*What the task asks*:
Write out the entries exactly, pictures excluded.

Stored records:
==*==
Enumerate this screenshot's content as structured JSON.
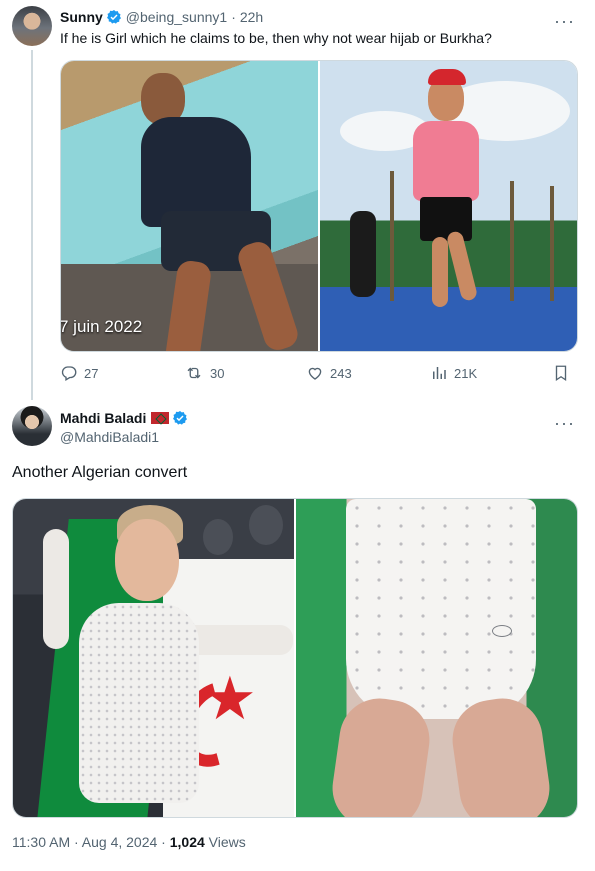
{
  "parent_tweet": {
    "author_name": "Sunny",
    "handle": "@being_sunny1",
    "separator": "·",
    "time": "22h",
    "text": "If he is Girl which he claims to be, then why not wear hijab or Burkha?",
    "more": "···",
    "photo_overlay_text": "7 juin 2022",
    "actions": {
      "replies": "27",
      "reposts": "30",
      "likes": "243",
      "views": "21K"
    }
  },
  "main_tweet": {
    "author_name": "Mahdi Baladi",
    "handle": "@MahdiBaladi1",
    "more": "···",
    "text": "Another Algerian convert",
    "timestamp": "11:30 AM · Aug 4, 2024 · ",
    "views_count": "1,024",
    "views_label": " Views"
  },
  "colors": {
    "verified_blue": "#1d9bf0",
    "text_primary": "#0f1419",
    "text_secondary": "#536471",
    "border": "#cfd9de"
  },
  "icons": {
    "verified": "verified-badge-icon",
    "reply": "reply-icon",
    "repost": "repost-icon",
    "like": "heart-icon",
    "views": "analytics-icon",
    "bookmark": "bookmark-icon",
    "more": "more-icon"
  }
}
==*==
*Exercise result*:
Enumerate this screenshot's content as structured JSON.
{
  "parent_tweet": {
    "author_name": "Sunny",
    "handle": "@being_sunny1",
    "separator": "·",
    "time": "22h",
    "text": "If he is Girl which he claims to be, then why not wear hijab or Burkha?",
    "more": "···",
    "photo_overlay_text": "7 juin 2022",
    "actions": {
      "replies": "27",
      "reposts": "30",
      "likes": "243",
      "views": "21K"
    }
  },
  "main_tweet": {
    "author_name": "Mahdi Baladi",
    "handle": "@MahdiBaladi1",
    "more": "···",
    "text": "Another Algerian convert",
    "timestamp": "11:30 AM · Aug 4, 2024 · ",
    "views_count": "1,024",
    "views_label": " Views"
  },
  "colors": {
    "verified_blue": "#1d9bf0",
    "text_primary": "#0f1419",
    "text_secondary": "#536471",
    "border": "#cfd9de"
  },
  "icons": {
    "verified": "verified-badge-icon",
    "reply": "reply-icon",
    "repost": "repost-icon",
    "like": "heart-icon",
    "views": "analytics-icon",
    "bookmark": "bookmark-icon",
    "more": "more-icon"
  }
}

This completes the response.